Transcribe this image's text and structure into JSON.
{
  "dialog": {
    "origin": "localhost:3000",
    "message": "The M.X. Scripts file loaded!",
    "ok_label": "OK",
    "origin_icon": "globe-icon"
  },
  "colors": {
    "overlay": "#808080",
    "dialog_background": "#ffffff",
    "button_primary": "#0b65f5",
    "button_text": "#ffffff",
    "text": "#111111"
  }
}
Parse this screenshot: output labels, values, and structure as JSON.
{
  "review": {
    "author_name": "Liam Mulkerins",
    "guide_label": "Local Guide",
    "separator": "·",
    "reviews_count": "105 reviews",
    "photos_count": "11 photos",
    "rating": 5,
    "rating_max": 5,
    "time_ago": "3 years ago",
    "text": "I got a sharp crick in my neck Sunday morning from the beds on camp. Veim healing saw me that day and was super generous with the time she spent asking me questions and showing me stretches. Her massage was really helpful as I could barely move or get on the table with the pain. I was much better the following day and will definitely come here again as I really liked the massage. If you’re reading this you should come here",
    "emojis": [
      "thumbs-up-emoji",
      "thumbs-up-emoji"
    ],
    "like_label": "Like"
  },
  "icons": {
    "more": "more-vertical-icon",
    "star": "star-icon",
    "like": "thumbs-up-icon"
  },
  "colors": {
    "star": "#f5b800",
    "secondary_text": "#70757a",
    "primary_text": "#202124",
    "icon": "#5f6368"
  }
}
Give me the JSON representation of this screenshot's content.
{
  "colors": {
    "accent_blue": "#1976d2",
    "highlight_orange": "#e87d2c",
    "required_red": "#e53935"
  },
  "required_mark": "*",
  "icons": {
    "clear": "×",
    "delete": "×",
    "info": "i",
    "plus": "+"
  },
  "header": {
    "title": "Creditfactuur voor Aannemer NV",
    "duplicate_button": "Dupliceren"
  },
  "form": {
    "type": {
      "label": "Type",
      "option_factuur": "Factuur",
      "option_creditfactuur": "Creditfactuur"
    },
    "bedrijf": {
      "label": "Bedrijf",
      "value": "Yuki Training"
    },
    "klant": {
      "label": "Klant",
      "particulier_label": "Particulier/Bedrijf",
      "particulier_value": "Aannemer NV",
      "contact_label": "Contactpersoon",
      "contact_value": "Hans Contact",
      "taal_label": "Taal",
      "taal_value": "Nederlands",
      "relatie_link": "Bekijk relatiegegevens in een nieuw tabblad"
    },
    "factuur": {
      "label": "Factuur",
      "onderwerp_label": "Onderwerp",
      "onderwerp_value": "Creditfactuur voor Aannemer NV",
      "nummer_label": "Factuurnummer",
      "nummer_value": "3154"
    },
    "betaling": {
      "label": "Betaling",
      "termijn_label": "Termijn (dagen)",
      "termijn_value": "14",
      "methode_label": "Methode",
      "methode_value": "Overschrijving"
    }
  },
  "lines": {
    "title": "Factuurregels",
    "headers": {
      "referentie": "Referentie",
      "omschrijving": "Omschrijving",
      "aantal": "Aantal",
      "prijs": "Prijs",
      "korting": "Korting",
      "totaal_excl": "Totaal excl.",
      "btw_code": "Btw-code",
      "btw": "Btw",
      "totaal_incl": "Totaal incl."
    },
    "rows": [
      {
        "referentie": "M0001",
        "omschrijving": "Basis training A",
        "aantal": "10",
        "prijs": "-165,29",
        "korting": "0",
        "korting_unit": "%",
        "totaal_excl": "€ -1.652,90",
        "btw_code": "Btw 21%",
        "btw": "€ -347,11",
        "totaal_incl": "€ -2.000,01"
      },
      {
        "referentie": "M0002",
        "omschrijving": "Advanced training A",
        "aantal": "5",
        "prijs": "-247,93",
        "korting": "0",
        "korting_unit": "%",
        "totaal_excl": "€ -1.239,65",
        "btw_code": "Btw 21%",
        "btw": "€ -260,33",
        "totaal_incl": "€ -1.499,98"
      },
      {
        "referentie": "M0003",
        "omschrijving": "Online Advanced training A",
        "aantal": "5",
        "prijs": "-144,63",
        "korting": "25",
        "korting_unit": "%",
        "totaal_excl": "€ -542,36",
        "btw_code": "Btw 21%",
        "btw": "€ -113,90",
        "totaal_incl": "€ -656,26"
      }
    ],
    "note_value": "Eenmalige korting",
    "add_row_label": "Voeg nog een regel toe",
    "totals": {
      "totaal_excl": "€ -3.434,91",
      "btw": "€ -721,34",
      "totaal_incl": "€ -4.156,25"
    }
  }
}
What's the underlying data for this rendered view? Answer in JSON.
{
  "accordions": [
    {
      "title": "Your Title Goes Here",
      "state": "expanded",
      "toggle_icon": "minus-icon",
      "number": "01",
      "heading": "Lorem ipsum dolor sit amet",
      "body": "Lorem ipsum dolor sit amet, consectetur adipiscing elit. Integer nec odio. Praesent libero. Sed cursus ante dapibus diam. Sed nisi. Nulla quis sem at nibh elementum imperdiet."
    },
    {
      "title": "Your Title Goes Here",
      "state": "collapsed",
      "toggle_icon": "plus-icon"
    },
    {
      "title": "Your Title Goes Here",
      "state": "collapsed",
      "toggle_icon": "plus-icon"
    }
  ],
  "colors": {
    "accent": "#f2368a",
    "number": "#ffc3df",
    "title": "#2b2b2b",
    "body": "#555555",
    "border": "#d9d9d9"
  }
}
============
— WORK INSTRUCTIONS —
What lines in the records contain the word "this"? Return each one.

— TASK SOLUTION —
Transcribe this image's text and structure into JSON.
Parse this screenshot: output labels, values, and structure as JSON.
    "text": "I got a sharp crick in my neck Sunday morning from the beds on camp. Veim healing saw me that day and was super generous with the time she spent asking me questions and showing me stretches. Her massage was really helpful as I could barely move or get on the table with the pain. I was much better the following day and will definitely come here again as I really liked the massage. If you’re reading this you should come here",
Give me the JSON representation of this screenshot's content.
What's the underlying data for this rendered view? Answer in JSON.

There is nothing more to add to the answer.